In 1644 Lievens moved to Amsterdam, where Rembrandt had reigned supreme but was already on the wane. In terms of fashion -- what the patrons wanted -- the elder artist was already a little out of date, beginning to retreat into his own personal vision of shadowy tones and ever rougher impasto brushstrokes. Lievens, on the other hand, could paint with all the cultivated delicacy of a cultured court painter in the most desired styles and finish. With his references and contacts, but primarily with the sleek style he'd adopted from van Dyck and which was all the rage at the time, he settled in as a successful society painter. The Portrait of Adriaen Trip (1644) has never before been exhibited. That Lievens was chosen as the portraitist for this young gentleman of good family signals the desirability of his style. The crisply executed Jacob Junius (1658) is a further example of the artist at his height. A self-portrait by Lievens, painted in the 1650s, shows him adopting the dress of the Flemish court, ever seeking to show himself as being in touch with the latest fashions.

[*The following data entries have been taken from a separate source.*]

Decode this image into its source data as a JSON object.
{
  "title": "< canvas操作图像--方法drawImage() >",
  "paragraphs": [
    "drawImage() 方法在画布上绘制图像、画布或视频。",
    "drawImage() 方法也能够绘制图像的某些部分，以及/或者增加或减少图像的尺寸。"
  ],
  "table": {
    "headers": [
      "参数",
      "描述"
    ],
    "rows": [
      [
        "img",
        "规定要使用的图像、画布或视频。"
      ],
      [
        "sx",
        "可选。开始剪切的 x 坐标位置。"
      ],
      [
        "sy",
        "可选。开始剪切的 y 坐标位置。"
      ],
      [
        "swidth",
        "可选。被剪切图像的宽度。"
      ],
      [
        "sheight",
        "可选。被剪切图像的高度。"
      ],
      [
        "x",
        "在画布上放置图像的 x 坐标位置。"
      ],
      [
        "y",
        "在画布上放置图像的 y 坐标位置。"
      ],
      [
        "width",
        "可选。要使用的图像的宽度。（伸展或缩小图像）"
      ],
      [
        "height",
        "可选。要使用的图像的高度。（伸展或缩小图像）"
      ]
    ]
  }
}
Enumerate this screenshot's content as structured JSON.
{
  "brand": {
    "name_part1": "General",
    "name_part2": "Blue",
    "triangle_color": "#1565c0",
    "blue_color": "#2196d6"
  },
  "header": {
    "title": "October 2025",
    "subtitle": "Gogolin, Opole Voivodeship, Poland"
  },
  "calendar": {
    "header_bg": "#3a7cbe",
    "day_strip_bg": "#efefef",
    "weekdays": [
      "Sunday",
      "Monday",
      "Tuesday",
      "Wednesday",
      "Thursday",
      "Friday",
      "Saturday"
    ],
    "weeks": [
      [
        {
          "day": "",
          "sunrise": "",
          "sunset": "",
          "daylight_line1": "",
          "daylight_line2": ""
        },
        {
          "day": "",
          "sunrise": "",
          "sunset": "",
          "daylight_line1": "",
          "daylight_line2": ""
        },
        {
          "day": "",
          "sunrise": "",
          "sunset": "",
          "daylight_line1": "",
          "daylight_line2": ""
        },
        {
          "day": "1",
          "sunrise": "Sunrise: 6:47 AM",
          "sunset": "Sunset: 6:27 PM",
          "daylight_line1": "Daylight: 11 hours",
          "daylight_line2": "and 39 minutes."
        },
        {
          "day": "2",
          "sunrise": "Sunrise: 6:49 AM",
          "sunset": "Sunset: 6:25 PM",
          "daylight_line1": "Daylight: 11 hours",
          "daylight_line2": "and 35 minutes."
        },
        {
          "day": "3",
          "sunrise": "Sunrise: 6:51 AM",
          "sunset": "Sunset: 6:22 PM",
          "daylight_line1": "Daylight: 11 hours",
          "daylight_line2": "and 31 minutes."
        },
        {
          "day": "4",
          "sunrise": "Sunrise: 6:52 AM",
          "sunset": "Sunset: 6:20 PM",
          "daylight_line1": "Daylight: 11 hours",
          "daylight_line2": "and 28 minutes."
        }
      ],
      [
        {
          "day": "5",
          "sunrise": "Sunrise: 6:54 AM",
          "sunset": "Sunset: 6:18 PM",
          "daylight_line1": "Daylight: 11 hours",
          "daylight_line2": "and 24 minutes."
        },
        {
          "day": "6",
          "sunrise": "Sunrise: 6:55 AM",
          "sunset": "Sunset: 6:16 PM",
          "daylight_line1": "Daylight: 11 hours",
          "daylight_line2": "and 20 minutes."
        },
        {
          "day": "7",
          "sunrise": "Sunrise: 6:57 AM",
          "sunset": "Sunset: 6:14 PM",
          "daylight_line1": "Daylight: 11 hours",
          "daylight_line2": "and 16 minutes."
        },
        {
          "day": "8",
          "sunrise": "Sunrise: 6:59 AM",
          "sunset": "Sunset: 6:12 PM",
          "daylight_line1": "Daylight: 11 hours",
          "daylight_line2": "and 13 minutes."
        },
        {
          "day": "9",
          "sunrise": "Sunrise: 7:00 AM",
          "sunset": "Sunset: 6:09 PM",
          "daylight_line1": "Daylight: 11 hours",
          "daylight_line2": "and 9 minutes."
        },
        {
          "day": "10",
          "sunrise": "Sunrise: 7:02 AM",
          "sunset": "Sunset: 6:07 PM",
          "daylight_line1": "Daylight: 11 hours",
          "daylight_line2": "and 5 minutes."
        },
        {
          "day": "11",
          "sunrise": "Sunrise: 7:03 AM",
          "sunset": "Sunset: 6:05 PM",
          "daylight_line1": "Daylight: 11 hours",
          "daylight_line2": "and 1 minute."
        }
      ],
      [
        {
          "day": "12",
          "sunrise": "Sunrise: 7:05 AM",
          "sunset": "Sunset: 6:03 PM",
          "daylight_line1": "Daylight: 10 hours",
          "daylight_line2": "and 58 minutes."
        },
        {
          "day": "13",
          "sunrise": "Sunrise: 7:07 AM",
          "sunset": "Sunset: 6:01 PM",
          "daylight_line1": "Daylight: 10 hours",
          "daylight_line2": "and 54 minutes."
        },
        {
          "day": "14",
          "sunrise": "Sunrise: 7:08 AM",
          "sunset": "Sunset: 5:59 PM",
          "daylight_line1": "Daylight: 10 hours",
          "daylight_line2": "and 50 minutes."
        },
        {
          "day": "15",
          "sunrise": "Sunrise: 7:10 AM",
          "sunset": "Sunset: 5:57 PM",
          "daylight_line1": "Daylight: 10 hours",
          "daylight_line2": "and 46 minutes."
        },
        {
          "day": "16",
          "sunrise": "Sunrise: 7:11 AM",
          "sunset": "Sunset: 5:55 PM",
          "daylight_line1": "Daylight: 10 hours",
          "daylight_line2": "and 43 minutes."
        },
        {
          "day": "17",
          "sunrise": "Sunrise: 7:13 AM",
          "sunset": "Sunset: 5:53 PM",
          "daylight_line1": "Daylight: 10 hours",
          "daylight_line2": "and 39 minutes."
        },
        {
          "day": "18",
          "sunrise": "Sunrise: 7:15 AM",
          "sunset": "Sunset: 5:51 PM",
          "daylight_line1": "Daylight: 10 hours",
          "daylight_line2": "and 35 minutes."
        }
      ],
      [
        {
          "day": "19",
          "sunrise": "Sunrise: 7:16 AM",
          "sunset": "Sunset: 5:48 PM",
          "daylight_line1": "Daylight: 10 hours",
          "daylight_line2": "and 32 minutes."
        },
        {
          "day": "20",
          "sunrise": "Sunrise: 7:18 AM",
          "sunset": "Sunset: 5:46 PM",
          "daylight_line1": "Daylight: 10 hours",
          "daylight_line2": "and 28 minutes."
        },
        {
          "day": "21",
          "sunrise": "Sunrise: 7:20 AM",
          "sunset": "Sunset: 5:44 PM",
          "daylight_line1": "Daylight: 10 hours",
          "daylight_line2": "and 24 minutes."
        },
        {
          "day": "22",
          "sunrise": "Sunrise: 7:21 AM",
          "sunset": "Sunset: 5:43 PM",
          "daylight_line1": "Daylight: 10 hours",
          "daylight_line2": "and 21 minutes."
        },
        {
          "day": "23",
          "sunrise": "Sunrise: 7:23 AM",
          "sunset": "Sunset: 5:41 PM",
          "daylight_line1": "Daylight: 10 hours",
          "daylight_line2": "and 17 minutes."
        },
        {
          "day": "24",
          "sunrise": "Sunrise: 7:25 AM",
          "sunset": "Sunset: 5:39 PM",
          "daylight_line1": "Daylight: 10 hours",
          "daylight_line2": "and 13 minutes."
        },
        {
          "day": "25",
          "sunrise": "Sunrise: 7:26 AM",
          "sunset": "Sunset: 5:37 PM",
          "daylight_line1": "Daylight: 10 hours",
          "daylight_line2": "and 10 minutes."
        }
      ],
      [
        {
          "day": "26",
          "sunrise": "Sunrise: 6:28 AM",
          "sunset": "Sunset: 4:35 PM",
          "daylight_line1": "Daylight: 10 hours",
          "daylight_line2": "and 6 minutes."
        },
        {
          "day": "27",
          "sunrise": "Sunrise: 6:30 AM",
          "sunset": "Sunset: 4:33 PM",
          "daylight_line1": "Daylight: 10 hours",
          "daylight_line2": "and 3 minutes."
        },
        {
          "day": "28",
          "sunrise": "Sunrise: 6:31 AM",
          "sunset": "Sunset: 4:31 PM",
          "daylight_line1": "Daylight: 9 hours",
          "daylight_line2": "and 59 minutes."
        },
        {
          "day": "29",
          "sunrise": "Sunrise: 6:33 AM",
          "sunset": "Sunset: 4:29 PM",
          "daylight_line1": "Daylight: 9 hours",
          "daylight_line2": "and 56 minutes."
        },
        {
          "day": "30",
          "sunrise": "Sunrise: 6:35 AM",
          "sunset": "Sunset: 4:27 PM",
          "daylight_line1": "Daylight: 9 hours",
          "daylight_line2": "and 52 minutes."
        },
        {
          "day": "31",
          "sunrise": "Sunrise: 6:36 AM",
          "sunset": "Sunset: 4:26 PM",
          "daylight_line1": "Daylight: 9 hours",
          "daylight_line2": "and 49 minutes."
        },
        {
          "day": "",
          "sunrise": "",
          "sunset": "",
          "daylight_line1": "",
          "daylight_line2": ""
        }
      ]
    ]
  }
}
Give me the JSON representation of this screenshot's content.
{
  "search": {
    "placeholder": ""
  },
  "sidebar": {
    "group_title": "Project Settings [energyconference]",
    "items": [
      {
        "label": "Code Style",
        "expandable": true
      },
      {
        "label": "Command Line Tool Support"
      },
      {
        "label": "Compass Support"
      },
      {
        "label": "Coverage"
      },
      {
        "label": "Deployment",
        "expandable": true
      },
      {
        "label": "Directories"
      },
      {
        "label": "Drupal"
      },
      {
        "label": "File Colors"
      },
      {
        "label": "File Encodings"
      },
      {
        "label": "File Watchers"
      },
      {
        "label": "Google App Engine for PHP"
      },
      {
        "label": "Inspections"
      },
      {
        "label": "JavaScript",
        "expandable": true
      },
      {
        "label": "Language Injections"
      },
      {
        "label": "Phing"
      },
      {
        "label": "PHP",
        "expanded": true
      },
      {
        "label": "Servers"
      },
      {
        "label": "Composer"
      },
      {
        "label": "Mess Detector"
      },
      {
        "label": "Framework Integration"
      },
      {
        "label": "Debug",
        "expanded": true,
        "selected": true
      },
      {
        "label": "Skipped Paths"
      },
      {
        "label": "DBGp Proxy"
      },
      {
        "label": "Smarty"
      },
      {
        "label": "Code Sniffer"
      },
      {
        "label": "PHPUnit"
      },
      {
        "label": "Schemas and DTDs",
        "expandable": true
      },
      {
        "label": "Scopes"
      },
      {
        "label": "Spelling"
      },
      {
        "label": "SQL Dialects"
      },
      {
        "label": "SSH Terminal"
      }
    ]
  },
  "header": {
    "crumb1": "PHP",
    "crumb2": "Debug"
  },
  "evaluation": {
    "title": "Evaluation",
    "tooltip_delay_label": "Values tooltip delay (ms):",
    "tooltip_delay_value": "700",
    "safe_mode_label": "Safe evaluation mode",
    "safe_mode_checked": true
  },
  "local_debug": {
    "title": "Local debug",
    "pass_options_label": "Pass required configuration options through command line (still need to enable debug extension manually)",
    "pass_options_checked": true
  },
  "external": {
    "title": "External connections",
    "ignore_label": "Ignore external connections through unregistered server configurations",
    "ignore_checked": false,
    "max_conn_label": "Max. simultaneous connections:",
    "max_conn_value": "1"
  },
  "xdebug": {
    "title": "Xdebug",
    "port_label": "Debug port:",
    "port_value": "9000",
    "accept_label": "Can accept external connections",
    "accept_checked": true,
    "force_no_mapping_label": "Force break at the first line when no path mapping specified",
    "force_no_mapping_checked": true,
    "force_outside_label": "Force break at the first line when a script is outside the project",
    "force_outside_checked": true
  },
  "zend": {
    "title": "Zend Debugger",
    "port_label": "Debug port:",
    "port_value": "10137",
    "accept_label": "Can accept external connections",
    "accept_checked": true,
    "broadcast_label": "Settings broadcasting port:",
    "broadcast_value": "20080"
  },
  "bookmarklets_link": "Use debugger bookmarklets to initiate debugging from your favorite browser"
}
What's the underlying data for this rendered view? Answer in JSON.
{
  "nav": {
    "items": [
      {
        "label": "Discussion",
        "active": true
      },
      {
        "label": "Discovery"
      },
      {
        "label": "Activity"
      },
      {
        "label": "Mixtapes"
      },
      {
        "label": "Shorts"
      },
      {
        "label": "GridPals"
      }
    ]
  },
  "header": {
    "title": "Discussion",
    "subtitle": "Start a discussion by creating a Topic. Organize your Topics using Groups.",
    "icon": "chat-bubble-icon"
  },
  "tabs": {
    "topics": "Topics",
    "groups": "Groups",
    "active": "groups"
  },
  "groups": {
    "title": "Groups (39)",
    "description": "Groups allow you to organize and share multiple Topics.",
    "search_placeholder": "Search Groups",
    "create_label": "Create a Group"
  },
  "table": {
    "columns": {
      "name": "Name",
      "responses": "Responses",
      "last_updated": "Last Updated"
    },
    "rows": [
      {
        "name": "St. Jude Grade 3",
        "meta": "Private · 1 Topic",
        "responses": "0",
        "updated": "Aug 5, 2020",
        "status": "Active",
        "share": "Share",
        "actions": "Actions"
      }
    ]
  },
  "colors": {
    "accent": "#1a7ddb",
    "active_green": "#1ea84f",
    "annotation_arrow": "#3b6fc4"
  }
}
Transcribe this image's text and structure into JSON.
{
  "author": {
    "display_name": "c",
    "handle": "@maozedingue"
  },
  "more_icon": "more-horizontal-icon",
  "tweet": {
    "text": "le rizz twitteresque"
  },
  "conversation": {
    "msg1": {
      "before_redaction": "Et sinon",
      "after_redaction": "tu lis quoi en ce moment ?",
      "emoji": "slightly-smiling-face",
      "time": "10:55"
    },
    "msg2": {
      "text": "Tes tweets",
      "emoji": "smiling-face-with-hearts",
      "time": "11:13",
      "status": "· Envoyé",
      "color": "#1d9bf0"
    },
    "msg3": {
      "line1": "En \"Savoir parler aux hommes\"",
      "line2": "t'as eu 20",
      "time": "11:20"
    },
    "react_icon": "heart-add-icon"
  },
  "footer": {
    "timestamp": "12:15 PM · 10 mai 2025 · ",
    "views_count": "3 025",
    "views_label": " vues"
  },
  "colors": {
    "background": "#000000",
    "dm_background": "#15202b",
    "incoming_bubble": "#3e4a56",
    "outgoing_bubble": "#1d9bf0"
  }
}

In the end, both artists were destined to share a similar fate. The Dutch art market began to suffer significantly in a poor economic climate. Rembrandt had already sunk into deep financial trouble as his popularity waned. Lievens too was undercut by the market failure, also falling out of fashion. He died in poverty. That his painting, ever restless, had hovered among options rather than settling on a signature style is one reason given as to why his work never received posthumous recognition.
Fate and history dealt them different cards. The work of Rembrandt van Rijn was raised to the highest artistic stature; no text of art's history is without him. The paintings of Jan Lievens were to descend into an undeserved obscurity, as shadowed as the chiaroscuro effects that lent such drama to his paintings. Now rediscovered, a rich body Lievens' work is assembled here.
Known and unknown masters, each complements the other. Without Lievens as fellow-innovator and rival, who can say whether Rembrandt would have become the artist he did. And without Rembrandt, Lievens too might never have been spurred in his ambitions. In Jan Lievens is presented a double opportunity, first to explore the paintings of this brilliant Dutch master for their own sake, second to observe the ways in which his work expands on an understanding of Rembrandt's, and to muse on the ways of rivalry, posterity, and the nature of art of enduring value.
Jan Lievens: Out of Rembrandt's Shadow is organized by the National Gallery of Art, Washington, in association with the Milwaukee Art Museum and the Rembrandt House Museum, Amsterdam. A full-color scholarly catalogue, Jan Lievens: A Dutch Master Rediscovered, accompanies. The exhibition is at the Milwaukee Art Museum through April 26, 2009.
--Katherine R. Lieber
Editorial Note: Jan Lievens: A Dutch Master Rediscovered and other books mentioned in www.artscope.net reviews may be purchased through ArtScope.net's Amazon.com link or by clicking on the link above. Simon Schama's Rembrandt's Eyes (Knopf: 2001) was previously reviewed by ArtScope.net (http://www.artscope.net/VAREVIEWS/rembrandtseyes1102.shtml).